Exercise directions | Your response should consist of the full data, set down exactly.

Collection entries |
◇ ◇ ◇
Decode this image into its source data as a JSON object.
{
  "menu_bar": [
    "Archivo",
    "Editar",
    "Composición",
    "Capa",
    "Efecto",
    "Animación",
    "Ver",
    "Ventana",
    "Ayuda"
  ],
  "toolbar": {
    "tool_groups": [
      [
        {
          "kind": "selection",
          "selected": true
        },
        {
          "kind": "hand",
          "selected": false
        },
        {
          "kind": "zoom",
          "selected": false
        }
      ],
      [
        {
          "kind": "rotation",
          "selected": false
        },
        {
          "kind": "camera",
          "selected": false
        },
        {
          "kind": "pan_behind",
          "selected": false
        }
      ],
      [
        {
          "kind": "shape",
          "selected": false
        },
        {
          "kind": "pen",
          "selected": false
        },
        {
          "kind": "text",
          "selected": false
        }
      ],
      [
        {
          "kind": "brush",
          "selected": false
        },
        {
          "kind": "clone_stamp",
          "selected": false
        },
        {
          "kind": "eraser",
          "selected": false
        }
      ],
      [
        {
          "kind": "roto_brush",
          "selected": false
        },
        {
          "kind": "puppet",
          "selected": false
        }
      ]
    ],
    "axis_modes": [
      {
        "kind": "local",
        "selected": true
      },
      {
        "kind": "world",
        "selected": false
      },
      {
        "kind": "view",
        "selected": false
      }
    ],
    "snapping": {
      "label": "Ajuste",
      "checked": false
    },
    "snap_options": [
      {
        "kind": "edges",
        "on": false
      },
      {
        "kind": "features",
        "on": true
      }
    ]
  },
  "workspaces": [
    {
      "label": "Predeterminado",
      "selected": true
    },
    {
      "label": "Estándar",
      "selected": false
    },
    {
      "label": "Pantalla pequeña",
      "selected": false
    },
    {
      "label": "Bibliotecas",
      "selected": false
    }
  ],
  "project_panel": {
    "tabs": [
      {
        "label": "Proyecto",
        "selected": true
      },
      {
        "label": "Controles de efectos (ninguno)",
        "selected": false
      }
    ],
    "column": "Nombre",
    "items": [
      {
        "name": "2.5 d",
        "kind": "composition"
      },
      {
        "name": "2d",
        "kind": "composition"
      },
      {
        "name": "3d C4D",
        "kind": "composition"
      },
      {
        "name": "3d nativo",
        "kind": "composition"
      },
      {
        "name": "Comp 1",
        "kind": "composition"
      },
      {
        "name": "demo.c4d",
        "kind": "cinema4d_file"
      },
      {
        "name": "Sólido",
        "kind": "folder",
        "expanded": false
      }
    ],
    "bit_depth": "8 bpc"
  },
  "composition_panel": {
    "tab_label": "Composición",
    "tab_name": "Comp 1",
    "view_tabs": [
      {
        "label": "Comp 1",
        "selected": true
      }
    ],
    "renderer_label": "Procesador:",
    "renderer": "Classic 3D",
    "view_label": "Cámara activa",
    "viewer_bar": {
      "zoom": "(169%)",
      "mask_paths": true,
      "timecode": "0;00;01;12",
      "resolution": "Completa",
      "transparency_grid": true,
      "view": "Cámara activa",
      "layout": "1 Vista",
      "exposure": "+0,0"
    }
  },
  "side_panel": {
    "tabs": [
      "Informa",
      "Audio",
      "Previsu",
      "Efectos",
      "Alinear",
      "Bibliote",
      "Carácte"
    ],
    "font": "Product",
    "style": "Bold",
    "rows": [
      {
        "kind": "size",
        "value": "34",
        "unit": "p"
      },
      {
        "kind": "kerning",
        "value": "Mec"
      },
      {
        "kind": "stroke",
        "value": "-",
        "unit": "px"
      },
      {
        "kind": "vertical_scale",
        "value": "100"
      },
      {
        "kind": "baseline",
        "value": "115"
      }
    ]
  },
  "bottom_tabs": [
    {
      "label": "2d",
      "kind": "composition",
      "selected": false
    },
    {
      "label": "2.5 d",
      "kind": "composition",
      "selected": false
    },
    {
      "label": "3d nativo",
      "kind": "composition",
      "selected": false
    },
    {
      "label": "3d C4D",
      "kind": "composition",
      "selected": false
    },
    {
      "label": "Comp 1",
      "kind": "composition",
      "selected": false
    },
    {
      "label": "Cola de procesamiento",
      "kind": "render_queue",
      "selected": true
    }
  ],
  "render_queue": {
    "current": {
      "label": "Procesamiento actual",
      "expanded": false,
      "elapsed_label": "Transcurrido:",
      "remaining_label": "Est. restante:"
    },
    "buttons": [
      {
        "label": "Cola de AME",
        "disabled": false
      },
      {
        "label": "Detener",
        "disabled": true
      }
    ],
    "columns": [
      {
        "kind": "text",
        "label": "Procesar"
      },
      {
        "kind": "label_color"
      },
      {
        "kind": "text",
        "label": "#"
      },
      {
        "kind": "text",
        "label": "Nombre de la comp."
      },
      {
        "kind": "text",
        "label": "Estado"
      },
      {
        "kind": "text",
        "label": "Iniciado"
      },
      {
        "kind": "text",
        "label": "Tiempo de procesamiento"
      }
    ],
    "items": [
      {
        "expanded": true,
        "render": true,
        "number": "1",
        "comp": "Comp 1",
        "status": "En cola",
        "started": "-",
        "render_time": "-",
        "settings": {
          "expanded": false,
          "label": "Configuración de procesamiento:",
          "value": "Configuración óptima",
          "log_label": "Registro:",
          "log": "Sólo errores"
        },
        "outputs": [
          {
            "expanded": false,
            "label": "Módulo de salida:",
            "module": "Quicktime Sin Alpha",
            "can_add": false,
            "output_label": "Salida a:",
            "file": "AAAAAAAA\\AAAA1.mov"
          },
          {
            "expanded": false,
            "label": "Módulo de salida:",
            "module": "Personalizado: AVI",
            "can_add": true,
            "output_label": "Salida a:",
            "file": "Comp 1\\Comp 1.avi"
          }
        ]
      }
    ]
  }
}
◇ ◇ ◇
Written solution |
Decode this image into its source data as a JSON object.
{
  "menu_bar": [
    "Archivo",
    "Editar",
    "Composición",
    "Capa",
    "Efecto",
    "Animación",
    "Ver",
    "Ventana",
    "Ayuda"
  ],
  "toolbar": {
    "tool_groups": [
      [
        {
          "kind": "selection",
          "selected": true
        },
        {
          "kind": "hand",
          "selected": false
        },
        {
          "kind": "zoom",
          "selected": false
        }
      ],
      [
        {
          "kind": "rotation",
          "selected": false
        },
        {
          "kind": "camera",
          "selected": false
        },
        {
          "kind": "pan_behind",
          "selected": false
        }
      ],
      [
        {
          "kind": "shape",
          "selected": false
        },
        {
          "kind": "pen",
          "selected": false
        },
        {
          "kind": "text",
          "selected": false
        }
      ],
      [
        {
          "kind": "brush",
          "selected": false
        },
        {
          "kind": "clone_stamp",
          "selected": false
        },
        {
          "kind": "eraser",
          "selected": false
        }
      ],
      [
        {
          "kind": "roto_brush",
          "selected": false
        },
        {
          "kind": "puppet",
          "selected": false
        }
      ]
    ],
    "axis_modes": [
      {
        "kind": "local",
        "selected": true
      },
      {
        "kind": "world",
        "selected": false
      },
      {
        "kind": "view",
        "selected": false
      }
    ],
    "snapping": {
      "label": "Ajuste",
      "checked": false
    },
    "snap_options": [
      {
        "kind": "edges",
        "on": false
      },
      {
        "kind": "features",
        "on": true
      }
    ]
  },
  "workspaces": [
    {
      "label": "Predeterminado",
      "selected": true
    },
    {
      "label": "Estándar",
      "selected": false
    },
    {
      "label": "Pantalla pequeña",
      "selected": false
    },
    {
      "label": "Bibliotecas",
      "selected": false
    }
  ],
  "project_panel": {
    "tabs": [
      {
        "label": "Proyecto",
        "selected": true
      },
      {
        "label": "Controles de efectos (ninguno)",
        "selected": false
      }
    ],
    "column": "Nombre",
    "items": [
      {
        "name": "2.5 d",
        "kind": "composition"
      },
      {
        "name": "2d",
        "kind": "composition"
      },
      {
        "name": "3d C4D",
        "kind": "composition"
      },
      {
        "name": "3d nativo",
        "kind": "composition"
      },
      {
        "name": "Comp 1",
        "kind": "composition"
      },
      {
        "name": "demo.c4d",
        "kind": "cinema4d_file"
      },
      {
        "name": "Sólido",
        "kind": "folder",
        "expanded": false
      }
    ],
    "bit_depth": "8 bpc"
  },
  "composition_panel": {
    "tab_label": "Composición",
    "tab_name": "Comp 1",
    "view_tabs": [
      {
        "label": "Comp 1",
        "selected": true
      }
    ],
    "renderer_label": "Procesador:",
    "renderer": "Classic 3D",
    "view_label": "Cámara activa",
    "viewer_bar": {
      "zoom": "(169%)",
      "mask_paths": true,
      "timecode": "0;00;01;12",
      "resolution": "Completa",
      "transparency_grid": true,
      "view": "Cámara activa",
      "layout": "1 Vista",
      "exposure": "+0,0"
    }
  },
  "side_panel": {
    "tabs": [
      "Informa",
      "Audio",
      "Previsu",
      "Efectos",
      "Alinear",
      "Bibliote",
      "Carácte"
    ],
    "font": "Product",
    "style": "Bold",
    "rows": [
      {
        "kind": "size",
        "value": "34",
        "unit": "p"
      },
      {
        "kind": "kerning",
        "value": "Mec"
      },
      {
        "kind": "stroke",
        "value": "-",
        "unit": "px"
      },
      {
        "kind": "vertical_scale",
        "value": "100"
      },
      {
        "kind": "baseline",
        "value": "115"
      }
    ]
  },
  "bottom_tabs": [
    {
      "label": "2d",
      "kind": "composition",
      "selected": false
    },
    {
      "label": "2.5 d",
      "kind": "composition",
      "selected": false
    },
    {
      "label": "3d nativo",
      "kind": "composition",
      "selected": false
    },
    {
      "label": "3d C4D",
      "kind": "composition",
      "selected": false
    },
    {
      "label": "Comp 1",
      "kind": "composition",
      "selected": false
    },
    {
      "label": "Cola de procesamiento",
      "kind": "render_queue",
      "selected": true
    }
  ],
  "render_queue": {
    "current": {
      "label": "Procesamiento actual",
      "expanded": false,
      "elapsed_label": "Transcurrido:",
      "remaining_label": "Est. restante:"
    },
    "buttons": [
      {
        "label": "Cola de AME",
        "disabled": false
      },
      {
        "label": "Detener",
        "disabled": true
      }
    ],
    "columns": [
      {
        "kind": "text",
        "label": "Procesar"
      },
      {
        "kind": "label_color"
      },
      {
        "kind": "text",
        "label": "#"
      },
      {
        "kind": "text",
        "label": "Nombre de la comp."
      },
      {
        "kind": "text",
        "label": "Estado"
      },
      {
        "kind": "text",
        "label": "Iniciado"
      },
      {
        "kind": "text",
        "label": "Tiempo de procesamiento"
      }
    ],
    "items": [
      {
        "expanded": true,
        "render": true,
        "number": "1",
        "comp": "Comp 1",
        "status": "En cola",
        "started": "-",
        "render_time": "-",
        "settings": {
          "expanded": false,
          "label": "Configuración de procesamiento:",
          "value": "Configuración óptima",
          "log_label": "Registro:",
          "log": "Sólo errores"
        },
        "outputs": [
          {
            "expanded": false,
            "label": "Módulo de salida:",
            "module": "Quicktime Sin Alpha",
            "can_add": false,
            "output_label": "Salida a:",
            "file": "AAAAAAAA\\AAAA1.mov"
          },
          {
            "expanded": false,
            "label": "Módulo de salida:",
            "module": "Personalizado: AVI",
            "can_add": true,
            "output_label": "Salida a:",
            "file": "Comp 1\\Comp 1.avi"
          }
        ]
      }
    ]
  }
}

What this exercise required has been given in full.